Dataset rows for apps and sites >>
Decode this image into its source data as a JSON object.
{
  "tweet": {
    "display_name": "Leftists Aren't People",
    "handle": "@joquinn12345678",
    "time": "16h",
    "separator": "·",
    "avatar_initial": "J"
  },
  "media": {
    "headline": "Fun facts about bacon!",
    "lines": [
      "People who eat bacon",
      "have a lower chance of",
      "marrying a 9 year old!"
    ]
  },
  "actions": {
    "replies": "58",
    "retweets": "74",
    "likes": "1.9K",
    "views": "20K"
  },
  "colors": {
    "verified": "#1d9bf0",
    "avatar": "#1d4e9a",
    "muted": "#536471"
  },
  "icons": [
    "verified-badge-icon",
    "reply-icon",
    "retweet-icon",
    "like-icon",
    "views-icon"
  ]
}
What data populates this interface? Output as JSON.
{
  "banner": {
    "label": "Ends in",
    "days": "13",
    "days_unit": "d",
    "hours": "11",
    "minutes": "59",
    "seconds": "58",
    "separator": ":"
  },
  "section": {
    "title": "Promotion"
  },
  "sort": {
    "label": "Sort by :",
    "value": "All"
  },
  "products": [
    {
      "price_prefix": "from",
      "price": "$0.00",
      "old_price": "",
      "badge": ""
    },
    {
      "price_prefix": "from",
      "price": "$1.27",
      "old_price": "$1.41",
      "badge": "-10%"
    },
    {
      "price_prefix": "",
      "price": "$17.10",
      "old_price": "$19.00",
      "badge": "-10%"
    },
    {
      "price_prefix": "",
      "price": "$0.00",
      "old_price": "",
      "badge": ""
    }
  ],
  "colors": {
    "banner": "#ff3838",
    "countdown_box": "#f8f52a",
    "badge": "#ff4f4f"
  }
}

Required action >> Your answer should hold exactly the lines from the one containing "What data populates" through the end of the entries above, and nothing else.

Exercise response >>
What data populates this interface? Output as JSON.
{
  "banner": {
    "label": "Ends in",
    "days": "13",
    "days_unit": "d",
    "hours": "11",
    "minutes": "59",
    "seconds": "58",
    "separator": ":"
  },
  "section": {
    "title": "Promotion"
  },
  "sort": {
    "label": "Sort by :",
    "value": "All"
  },
  "products": [
    {
      "price_prefix": "from",
      "price": "$0.00",
      "old_price": "",
      "badge": ""
    },
    {
      "price_prefix": "from",
      "price": "$1.27",
      "old_price": "$1.41",
      "badge": "-10%"
    },
    {
      "price_prefix": "",
      "price": "$17.10",
      "old_price": "$19.00",
      "badge": "-10%"
    },
    {
      "price_prefix": "",
      "price": "$0.00",
      "old_price": "",
      "badge": ""
    }
  ],
  "colors": {
    "banner": "#ff3838",
    "countdown_box": "#f8f52a",
    "badge": "#ff4f4f"
  }
}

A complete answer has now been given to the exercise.